The entries below are to be repeated exactly, with the pictures left out.

[App and web page records]
┌──
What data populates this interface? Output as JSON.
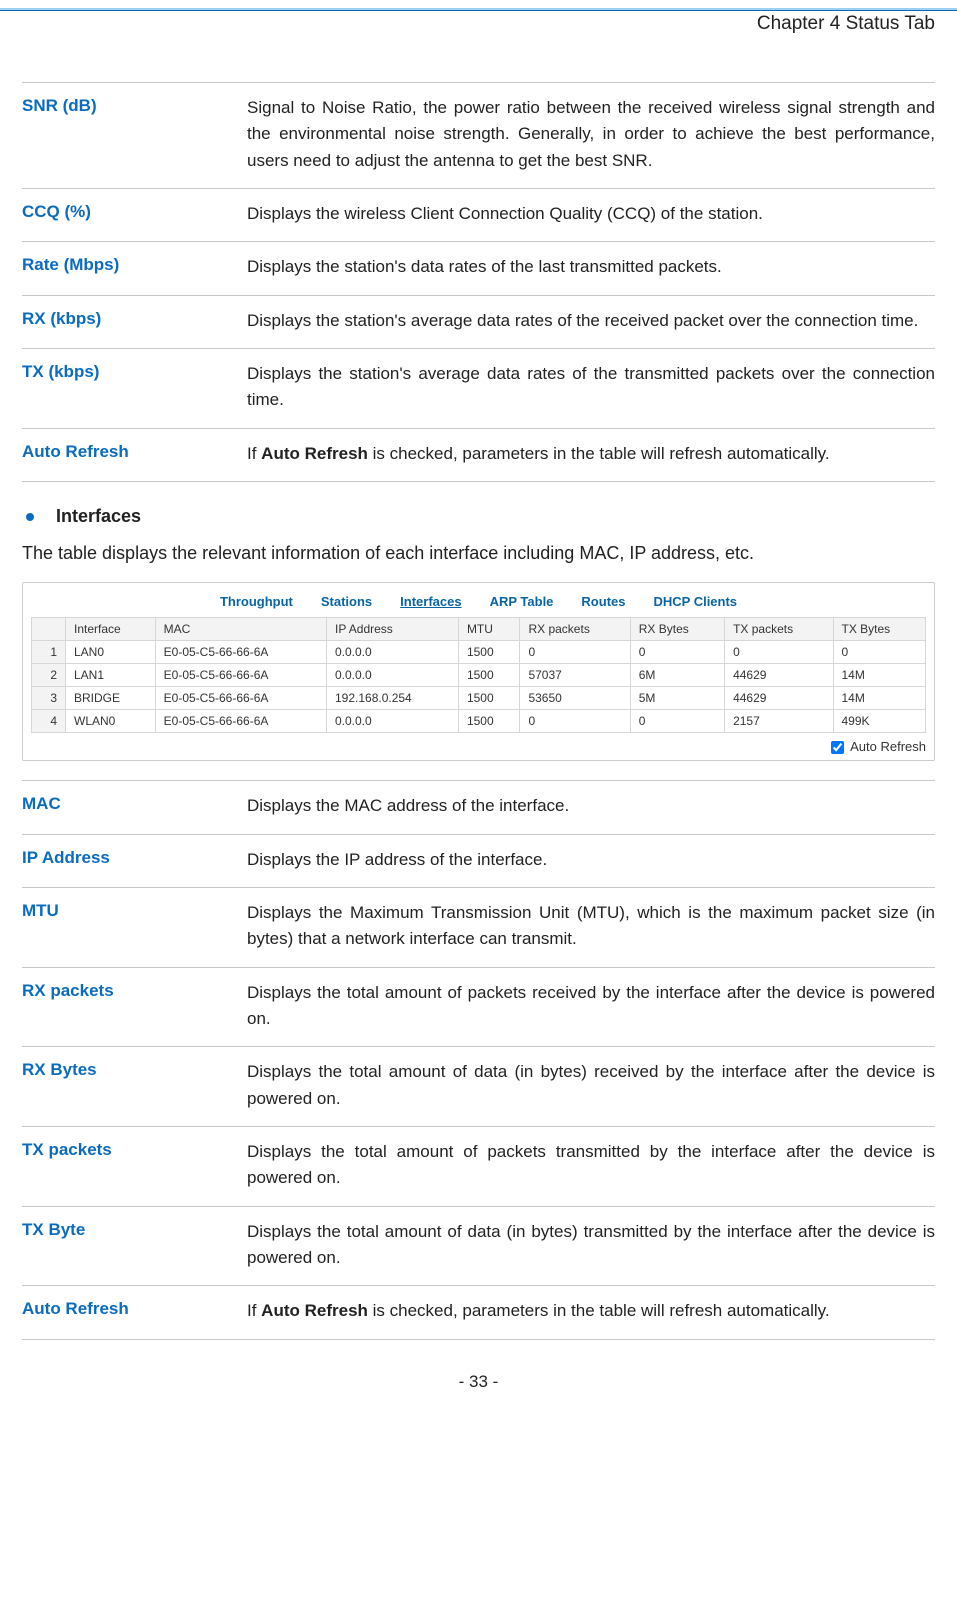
{
  "header": {
    "chapter_title": "Chapter 4 Status Tab"
  },
  "defs_top": [
    {
      "term": "SNR (dB)",
      "desc": "Signal to Noise Ratio, the power ratio between the received wireless signal strength and the environmental noise strength. Generally, in order to achieve the best performance, users need to adjust the antenna to get the best SNR."
    },
    {
      "term": "CCQ (%)",
      "desc": "Displays the wireless Client Connection Quality (CCQ) of the station."
    },
    {
      "term": "Rate (Mbps)",
      "desc": "Displays the station's data rates of the last transmitted packets."
    },
    {
      "term": "RX (kbps)",
      "desc": "Displays the station's average data rates of the received packet over the connection time."
    },
    {
      "term": "TX (kbps)",
      "desc": "Displays the station's average data rates of the transmitted packets over the connection time."
    }
  ],
  "auto_refresh_top": {
    "term": "Auto Refresh",
    "prefix": "If ",
    "bold": "Auto Refresh",
    "suffix": " is checked, parameters in the table will refresh automatically."
  },
  "section": {
    "bullet_title": "Interfaces",
    "intro": "The table displays the relevant information of each interface including MAC, IP address, etc."
  },
  "panel": {
    "tabs": [
      "Throughput",
      "Stations",
      "Interfaces",
      "ARP Table",
      "Routes",
      "DHCP Clients"
    ],
    "active_tab_index": 2,
    "columns": [
      "",
      "Interface",
      "MAC",
      "IP Address",
      "MTU",
      "RX packets",
      "RX Bytes",
      "TX packets",
      "TX Bytes"
    ],
    "rows": [
      {
        "idx": "1",
        "iface": "LAN0",
        "mac": "E0-05-C5-66-66-6A",
        "ip": "0.0.0.0",
        "mtu": "1500",
        "rxp": "0",
        "rxb": "0",
        "txp": "0",
        "txb": "0"
      },
      {
        "idx": "2",
        "iface": "LAN1",
        "mac": "E0-05-C5-66-66-6A",
        "ip": "0.0.0.0",
        "mtu": "1500",
        "rxp": "57037",
        "rxb": "6M",
        "txp": "44629",
        "txb": "14M"
      },
      {
        "idx": "3",
        "iface": "BRIDGE",
        "mac": "E0-05-C5-66-66-6A",
        "ip": "192.168.0.254",
        "mtu": "1500",
        "rxp": "53650",
        "rxb": "5M",
        "txp": "44629",
        "txb": "14M"
      },
      {
        "idx": "4",
        "iface": "WLAN0",
        "mac": "E0-05-C5-66-66-6A",
        "ip": "0.0.0.0",
        "mtu": "1500",
        "rxp": "0",
        "rxb": "0",
        "txp": "2157",
        "txb": "499K"
      }
    ],
    "auto_refresh_label": "Auto Refresh"
  },
  "defs_bottom": [
    {
      "term": "MAC",
      "desc": "Displays the MAC address of the interface."
    },
    {
      "term": "IP Address",
      "desc": "Displays the IP address of the interface."
    },
    {
      "term": "MTU",
      "desc": "Displays the Maximum Transmission Unit (MTU), which is the maximum packet size (in bytes) that a network interface can transmit."
    },
    {
      "term": "RX packets",
      "desc": "Displays the total amount of packets received by the interface after the device is powered on."
    },
    {
      "term": "RX Bytes",
      "desc": "Displays the total amount of data (in bytes) received by the interface after the device is powered on."
    },
    {
      "term": "TX packets",
      "desc": "Displays the total amount of packets transmitted by the interface after the device is powered on."
    },
    {
      "term": "TX Byte",
      "desc": "Displays the total amount of data (in bytes) transmitted by the interface after the device is powered on."
    }
  ],
  "auto_refresh_bottom": {
    "term": "Auto Refresh",
    "prefix": "If ",
    "bold": "Auto Refresh",
    "suffix": " is checked, parameters in the table will refresh automatically."
  },
  "page_number": "- 33 -"
}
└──
Answer to this problem -
What data populates this interface? Output as JSON.
{
  "header": {
    "chapter_title": "Chapter 4 Status Tab"
  },
  "defs_top": [
    {
      "term": "SNR (dB)",
      "desc": "Signal to Noise Ratio, the power ratio between the received wireless signal strength and the environmental noise strength. Generally, in order to achieve the best performance, users need to adjust the antenna to get the best SNR."
    },
    {
      "term": "CCQ (%)",
      "desc": "Displays the wireless Client Connection Quality (CCQ) of the station."
    },
    {
      "term": "Rate (Mbps)",
      "desc": "Displays the station's data rates of the last transmitted packets."
    },
    {
      "term": "RX (kbps)",
      "desc": "Displays the station's average data rates of the received packet over the connection time."
    },
    {
      "term": "TX (kbps)",
      "desc": "Displays the station's average data rates of the transmitted packets over the connection time."
    }
  ],
  "auto_refresh_top": {
    "term": "Auto Refresh",
    "prefix": "If ",
    "bold": "Auto Refresh",
    "suffix": " is checked, parameters in the table will refresh automatically."
  },
  "section": {
    "bullet_title": "Interfaces",
    "intro": "The table displays the relevant information of each interface including MAC, IP address, etc."
  },
  "panel": {
    "tabs": [
      "Throughput",
      "Stations",
      "Interfaces",
      "ARP Table",
      "Routes",
      "DHCP Clients"
    ],
    "active_tab_index": 2,
    "columns": [
      "",
      "Interface",
      "MAC",
      "IP Address",
      "MTU",
      "RX packets",
      "RX Bytes",
      "TX packets",
      "TX Bytes"
    ],
    "rows": [
      {
        "idx": "1",
        "iface": "LAN0",
        "mac": "E0-05-C5-66-66-6A",
        "ip": "0.0.0.0",
        "mtu": "1500",
        "rxp": "0",
        "rxb": "0",
        "txp": "0",
        "txb": "0"
      },
      {
        "idx": "2",
        "iface": "LAN1",
        "mac": "E0-05-C5-66-66-6A",
        "ip": "0.0.0.0",
        "mtu": "1500",
        "rxp": "57037",
        "rxb": "6M",
        "txp": "44629",
        "txb": "14M"
      },
      {
        "idx": "3",
        "iface": "BRIDGE",
        "mac": "E0-05-C5-66-66-6A",
        "ip": "192.168.0.254",
        "mtu": "1500",
        "rxp": "53650",
        "rxb": "5M",
        "txp": "44629",
        "txb": "14M"
      },
      {
        "idx": "4",
        "iface": "WLAN0",
        "mac": "E0-05-C5-66-66-6A",
        "ip": "0.0.0.0",
        "mtu": "1500",
        "rxp": "0",
        "rxb": "0",
        "txp": "2157",
        "txb": "499K"
      }
    ],
    "auto_refresh_label": "Auto Refresh"
  },
  "defs_bottom": [
    {
      "term": "MAC",
      "desc": "Displays the MAC address of the interface."
    },
    {
      "term": "IP Address",
      "desc": "Displays the IP address of the interface."
    },
    {
      "term": "MTU",
      "desc": "Displays the Maximum Transmission Unit (MTU), which is the maximum packet size (in bytes) that a network interface can transmit."
    },
    {
      "term": "RX packets",
      "desc": "Displays the total amount of packets received by the interface after the device is powered on."
    },
    {
      "term": "RX Bytes",
      "desc": "Displays the total amount of data (in bytes) received by the interface after the device is powered on."
    },
    {
      "term": "TX packets",
      "desc": "Displays the total amount of packets transmitted by the interface after the device is powered on."
    },
    {
      "term": "TX Byte",
      "desc": "Displays the total amount of data (in bytes) transmitted by the interface after the device is powered on."
    }
  ],
  "auto_refresh_bottom": {
    "term": "Auto Refresh",
    "prefix": "If ",
    "bold": "Auto Refresh",
    "suffix": " is checked, parameters in the table will refresh automatically."
  },
  "page_number": "- 33 -"
}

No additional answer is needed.